As the President always said, this is difficult work and there are going to be starts and stops.
When Clinton passed the assault weapons ban, there were Democratic members who acknowledged, when they were casting their vote, that they would likely lose their seat, but it saved lives.
When Clinton passed his economic plan, we got no Republican votes in the House or the Senate, but 25 million new jobs were created, and we balanced the Federal budget.
The Democratic Party received a mandate a year ago today and my only position is, notwithstanding the fact that Senator-elect Brown was elected, we have a responsibility to respect all of these elections, including our own.
Kathleen Wells: A year after President Obama put forth his agenda, Massachusetts voters are saying something with their votes.

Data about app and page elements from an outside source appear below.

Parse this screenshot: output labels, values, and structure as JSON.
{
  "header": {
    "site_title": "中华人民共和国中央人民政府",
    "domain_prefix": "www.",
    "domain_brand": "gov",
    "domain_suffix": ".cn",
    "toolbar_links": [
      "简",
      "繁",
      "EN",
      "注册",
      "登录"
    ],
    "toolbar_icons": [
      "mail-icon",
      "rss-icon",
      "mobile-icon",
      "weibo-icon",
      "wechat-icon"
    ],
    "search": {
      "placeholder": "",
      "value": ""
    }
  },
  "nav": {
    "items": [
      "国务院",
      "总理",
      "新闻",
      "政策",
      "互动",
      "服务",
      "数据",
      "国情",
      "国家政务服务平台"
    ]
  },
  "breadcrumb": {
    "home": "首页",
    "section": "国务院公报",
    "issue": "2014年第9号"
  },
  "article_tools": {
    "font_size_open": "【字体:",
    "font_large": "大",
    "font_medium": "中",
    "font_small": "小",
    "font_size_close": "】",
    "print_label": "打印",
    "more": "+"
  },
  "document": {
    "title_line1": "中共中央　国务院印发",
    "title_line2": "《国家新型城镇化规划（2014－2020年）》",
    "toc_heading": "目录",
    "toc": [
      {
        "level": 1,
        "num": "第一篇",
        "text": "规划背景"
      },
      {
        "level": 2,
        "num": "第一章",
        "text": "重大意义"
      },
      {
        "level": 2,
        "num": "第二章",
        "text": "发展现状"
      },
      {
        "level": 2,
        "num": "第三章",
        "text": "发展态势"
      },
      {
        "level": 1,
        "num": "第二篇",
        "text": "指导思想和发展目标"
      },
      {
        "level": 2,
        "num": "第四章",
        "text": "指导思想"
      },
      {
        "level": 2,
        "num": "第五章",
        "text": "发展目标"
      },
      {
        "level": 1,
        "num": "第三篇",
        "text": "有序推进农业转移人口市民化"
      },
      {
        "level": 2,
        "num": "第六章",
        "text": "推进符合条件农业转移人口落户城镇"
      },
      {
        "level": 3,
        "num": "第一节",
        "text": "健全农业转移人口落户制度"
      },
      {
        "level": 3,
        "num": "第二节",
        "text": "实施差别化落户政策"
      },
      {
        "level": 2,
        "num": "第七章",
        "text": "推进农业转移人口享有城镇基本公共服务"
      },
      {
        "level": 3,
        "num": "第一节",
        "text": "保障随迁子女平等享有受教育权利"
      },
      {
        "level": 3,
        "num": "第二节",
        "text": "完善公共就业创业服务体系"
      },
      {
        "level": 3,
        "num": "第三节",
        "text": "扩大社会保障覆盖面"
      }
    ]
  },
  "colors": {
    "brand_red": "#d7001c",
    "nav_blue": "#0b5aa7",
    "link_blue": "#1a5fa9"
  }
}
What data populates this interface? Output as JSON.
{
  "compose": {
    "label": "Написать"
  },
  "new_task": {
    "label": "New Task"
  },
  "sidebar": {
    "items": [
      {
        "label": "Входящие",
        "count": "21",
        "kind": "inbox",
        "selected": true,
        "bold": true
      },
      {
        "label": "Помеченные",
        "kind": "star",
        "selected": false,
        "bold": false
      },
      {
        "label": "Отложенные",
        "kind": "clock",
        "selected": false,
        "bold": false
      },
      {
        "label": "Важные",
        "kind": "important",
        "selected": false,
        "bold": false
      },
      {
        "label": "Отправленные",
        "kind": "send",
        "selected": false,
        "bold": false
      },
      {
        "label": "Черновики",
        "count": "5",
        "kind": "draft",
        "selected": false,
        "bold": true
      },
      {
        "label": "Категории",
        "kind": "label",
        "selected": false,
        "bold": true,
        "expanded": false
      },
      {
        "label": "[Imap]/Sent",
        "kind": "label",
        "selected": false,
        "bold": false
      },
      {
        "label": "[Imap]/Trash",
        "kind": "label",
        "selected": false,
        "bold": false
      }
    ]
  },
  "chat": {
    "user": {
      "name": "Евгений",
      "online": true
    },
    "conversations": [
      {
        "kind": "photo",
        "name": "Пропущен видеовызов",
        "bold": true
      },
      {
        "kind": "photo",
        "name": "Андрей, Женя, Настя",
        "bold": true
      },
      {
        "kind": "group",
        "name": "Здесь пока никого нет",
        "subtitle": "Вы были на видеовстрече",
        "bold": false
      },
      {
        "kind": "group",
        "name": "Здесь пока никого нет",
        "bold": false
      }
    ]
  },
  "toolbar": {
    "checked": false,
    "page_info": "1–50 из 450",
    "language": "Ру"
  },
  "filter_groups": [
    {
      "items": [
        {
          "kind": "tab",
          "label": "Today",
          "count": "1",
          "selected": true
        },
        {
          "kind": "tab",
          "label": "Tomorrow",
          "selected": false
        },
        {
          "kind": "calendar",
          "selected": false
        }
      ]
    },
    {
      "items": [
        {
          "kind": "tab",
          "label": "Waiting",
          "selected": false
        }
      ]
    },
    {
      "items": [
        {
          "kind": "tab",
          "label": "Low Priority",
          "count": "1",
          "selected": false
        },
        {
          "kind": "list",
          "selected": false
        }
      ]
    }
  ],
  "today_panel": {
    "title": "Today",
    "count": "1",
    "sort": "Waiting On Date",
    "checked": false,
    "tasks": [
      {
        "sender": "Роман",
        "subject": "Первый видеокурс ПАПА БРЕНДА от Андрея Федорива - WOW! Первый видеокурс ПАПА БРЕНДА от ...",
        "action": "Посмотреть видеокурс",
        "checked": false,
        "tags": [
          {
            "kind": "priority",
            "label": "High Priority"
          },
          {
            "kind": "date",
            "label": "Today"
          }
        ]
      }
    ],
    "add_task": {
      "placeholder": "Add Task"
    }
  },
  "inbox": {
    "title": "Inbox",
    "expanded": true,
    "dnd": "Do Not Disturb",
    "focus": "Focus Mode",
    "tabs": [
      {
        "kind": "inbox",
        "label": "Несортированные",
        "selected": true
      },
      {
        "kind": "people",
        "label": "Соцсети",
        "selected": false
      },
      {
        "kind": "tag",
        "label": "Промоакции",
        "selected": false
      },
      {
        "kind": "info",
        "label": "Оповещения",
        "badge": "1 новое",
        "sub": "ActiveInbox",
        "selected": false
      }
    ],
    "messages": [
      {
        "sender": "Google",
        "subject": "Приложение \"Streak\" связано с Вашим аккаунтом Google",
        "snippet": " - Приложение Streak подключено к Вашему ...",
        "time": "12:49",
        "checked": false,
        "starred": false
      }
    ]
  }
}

The Democrats can't ignore it, can they?
Congressman Fattah: We can't ignore it [but] there are about 100,000 or so votes separating Brown from Coakley out of more than 2 million cast, in a state in which everyone has health care insurance, in a plan that Senator-elect Brown voted for [as a state Senator] - a government program that made sure that everyone in Massachusetts was insured.
To take from this election that somehow we should not find a way to cover 35 million people who don't have coverage, I think, would be intellectually dishonest.
Kathleen Wells: Comment on what the Massachusetts results say about the other parts of the President's agenda - the job losses and his position regarding Wall Street.
Congressman Fattah: I think that the President, over his first year in office, has done an extraordinary job in the most difficult of circumstances.
There is a consensus amongst all of the economists that I've seen -- from Republican economists to Democratic economists to those who are more down the middle -- that recovery is afoot, that we had growth in the last quarter, that we've stemmed the tide in terms of massive job losses. There is an expectation that, in this year, we will see job growth return to our economy. We've had home sales moving upward, and we've had 10 of the 12 regional Federal banks indicate very positive outlooks last week in terms of this quarter going forward.
We have the strengthening of the dollar today. You have a lot going on. The problem, of course, is that with politics we tend to focus on the planes that are crashing rather than the ones that are landing.
So even, though there is a lot of good news, there is plenty of work to do - on mortgage foreclosure, on unemployment.
And most importantly, in terms of the basic pillars of our economy -- education, health care, and energy, as the President laid out -- we need to do the work now so that we don't have this kind of recessionary activity out in the future based on fundamental weaknesses in our economy.
Kathleen Wells: Where is Congress at now, procedurally, with the health care bill?
Congressman Fattah: Decisions are going to have to get made, and part of it is going to be informed by CBO. There were agreements worked out with the White House last week that CBO is now scoring to make sure that they meet the fiscal tests that the President laid out.
Assuming that those agreements hold, the White House is going to reach out and see whether or not there is an ability to bring [in] Olympia Snowe, who voted for the bill coming out of Finance, or Susan Collins or any of the other Republicans to see if there is any possibility of getting that 60th vote in the Senate.
If there is not, we will have to move in ways that will get this job done absent a 60th vote, which will either mean fighting through an actual filibuster--not just a threat of a filibuster -- in the Senate or finding a way around the process of going back to the Senate, which probably means pass the Senate bill and then work on a correction or changes, i.e., as was done in the Civil Rights legislation.